**AIM OF THE TASK:** Which lines of the records contain the word "Analytics"? Copy each one.

Records drawn from a dataset:
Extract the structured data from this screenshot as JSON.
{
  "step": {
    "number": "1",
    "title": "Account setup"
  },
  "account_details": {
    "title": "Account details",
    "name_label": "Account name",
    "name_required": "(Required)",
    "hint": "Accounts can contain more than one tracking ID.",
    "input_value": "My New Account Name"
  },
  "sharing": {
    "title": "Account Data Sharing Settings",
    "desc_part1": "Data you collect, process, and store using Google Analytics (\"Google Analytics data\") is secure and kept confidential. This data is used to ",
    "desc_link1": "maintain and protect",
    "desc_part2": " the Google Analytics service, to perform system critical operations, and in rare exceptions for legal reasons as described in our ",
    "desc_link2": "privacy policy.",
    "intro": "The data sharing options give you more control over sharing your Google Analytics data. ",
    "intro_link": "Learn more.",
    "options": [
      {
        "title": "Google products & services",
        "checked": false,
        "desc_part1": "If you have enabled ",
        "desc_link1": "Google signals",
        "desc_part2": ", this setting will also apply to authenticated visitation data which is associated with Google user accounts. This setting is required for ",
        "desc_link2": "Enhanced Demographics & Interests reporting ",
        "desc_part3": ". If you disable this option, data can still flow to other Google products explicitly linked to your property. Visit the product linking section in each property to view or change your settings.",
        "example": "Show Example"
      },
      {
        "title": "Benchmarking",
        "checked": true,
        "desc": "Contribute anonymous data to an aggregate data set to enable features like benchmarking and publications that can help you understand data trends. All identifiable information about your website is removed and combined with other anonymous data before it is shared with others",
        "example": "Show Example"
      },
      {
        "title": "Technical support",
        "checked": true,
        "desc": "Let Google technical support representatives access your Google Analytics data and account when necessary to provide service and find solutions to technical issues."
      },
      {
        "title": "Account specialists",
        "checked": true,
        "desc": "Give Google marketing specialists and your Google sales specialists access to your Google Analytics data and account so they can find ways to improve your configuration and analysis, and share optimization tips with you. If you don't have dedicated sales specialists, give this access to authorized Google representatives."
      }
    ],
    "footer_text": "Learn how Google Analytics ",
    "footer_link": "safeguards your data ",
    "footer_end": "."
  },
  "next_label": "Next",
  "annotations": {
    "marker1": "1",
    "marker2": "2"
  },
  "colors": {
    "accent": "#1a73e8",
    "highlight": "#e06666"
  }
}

**ANSWER TO THIS TASK:**
    "desc_part1": "Data you collect, process, and store using Google Analytics (\"Google Analytics data\") is secure and kept confidential. This data is used to ",
    "desc_part2": " the Google Analytics service, to perform system critical operations, and in rare exceptions for legal reasons as described in our ",
    "intro": "The data sharing options give you more control over sharing your Google Analytics data. ",
        "desc": "Let Google technical support representatives access your Google Analytics data and account when necessary to provide service and find solutions to technical issues."
        "desc": "Give Google marketing specialists and your Google sales specialists access to your Google Analytics data and account so they can find ways to improve your configuration and analysis, and share optimization tips with you. If you don't have dedicated sales specialists, give this access to authorized Google representatives."
    "footer_text": "Learn how Google Analytics ",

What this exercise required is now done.